If the piezo elements are designed so the casing is used as the ground contact the surely it would make more sense that they should be a nice snug fit to ensure contact is maintained?
The strings do hold the elements in place but it doesn't take a lot of lateral pressure on the strings to make the elerments move from side to side. Anyone who hits the strings quite hard will be exposed to the risk of them moving and causing a "click" as they hit the side of the casing.
The other problem is that the elements are not high enough above the casing to ensure the strings are clear of the edge of the casing and they also run quite close to the edge of the actual bridge itself. There are grooves cut into the casing but these are clearly not wide enough to allow for a standard low E width of 46. Most guitar saddles ensure plenty of clearance from the top of the saddle to any fixings in front and avoid any potential contact to the rest of the hardware on the bridge. IMO this is poor design and the source of many of the "plink", "plonk", "clang", "clank", digital artefact issues we see reported in the forum. It would seem that the only solutions are those carried out by katiekerry which are to use a needle file to widen the grooves in the front edge of the piezo element casings, and possibly to also file down the edge of the bridge below the low E to ensure no contact can be made even if strings are hit hard.
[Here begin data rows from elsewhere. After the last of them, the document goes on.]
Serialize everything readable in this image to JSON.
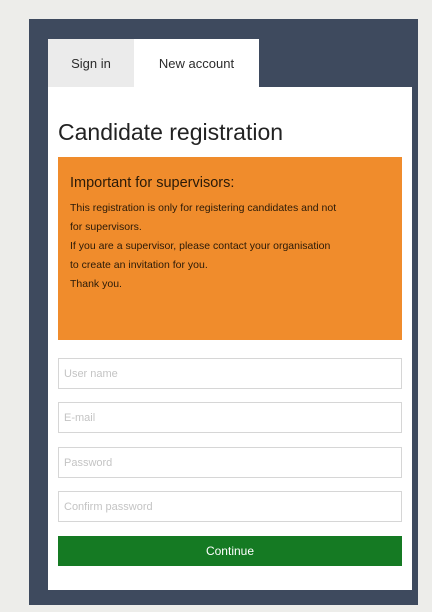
{
  "tabs": {
    "sign_in": "Sign in",
    "new_account": "New account"
  },
  "title": "Candidate registration",
  "notice": {
    "heading": "Important for supervisors:",
    "lines": [
      "This registration is only for registering candidates and not",
      "for supervisors.",
      "If you are a supervisor, please contact your organisation",
      "to create an invitation for you.",
      "Thank you."
    ]
  },
  "form": {
    "username": {
      "placeholder": "User name",
      "value": ""
    },
    "email": {
      "placeholder": "E-mail",
      "value": ""
    },
    "password": {
      "placeholder": "Password",
      "value": ""
    },
    "confirm_password": {
      "placeholder": "Confirm password",
      "value": ""
    },
    "continue_label": "Continue"
  },
  "colors": {
    "frame": "#3e4a5e",
    "notice": "#f08c2c",
    "button": "#157a23"
  }
}
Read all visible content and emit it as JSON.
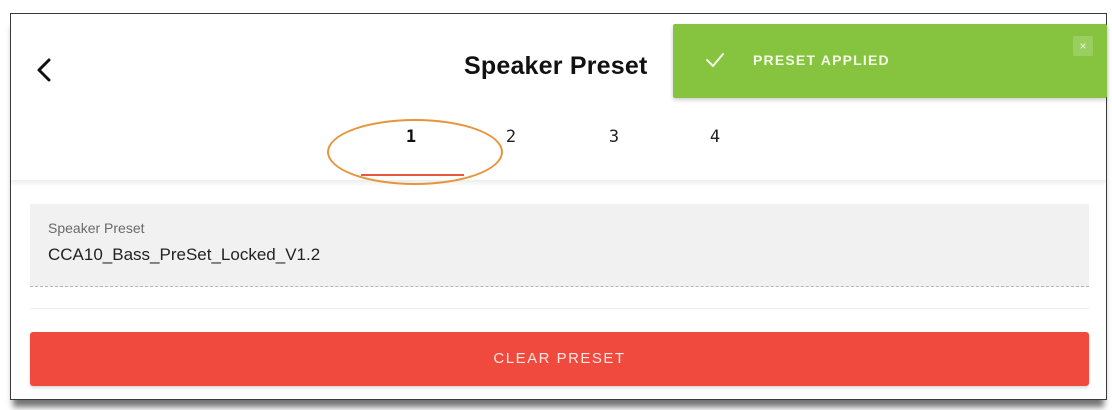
{
  "header": {
    "title": "Speaker Preset",
    "back_icon": "chevron-left-icon"
  },
  "tabs": [
    {
      "label": "1",
      "active": true
    },
    {
      "label": "2",
      "active": false
    },
    {
      "label": "3",
      "active": false
    },
    {
      "label": "4",
      "active": false
    }
  ],
  "preset_field": {
    "label": "Speaker Preset",
    "value": "CCA10_Bass_PreSet_Locked_V1.2"
  },
  "clear_button": {
    "label": "CLEAR PRESET",
    "color": "#ef4a3d"
  },
  "toast": {
    "message": "PRESET APPLIED",
    "icon": "check-icon",
    "close_label": "×",
    "color": "#86c440"
  },
  "colors": {
    "accent_underline": "#e8583f",
    "highlight_ellipse": "#e5963a"
  }
}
And for the movement of the piezo's it would seem that you have to install ground wires and then wrap the element to prevent movement which is not an easy job and which may be beyond the abilities of many.
Thanks everyone for your input to this discussion.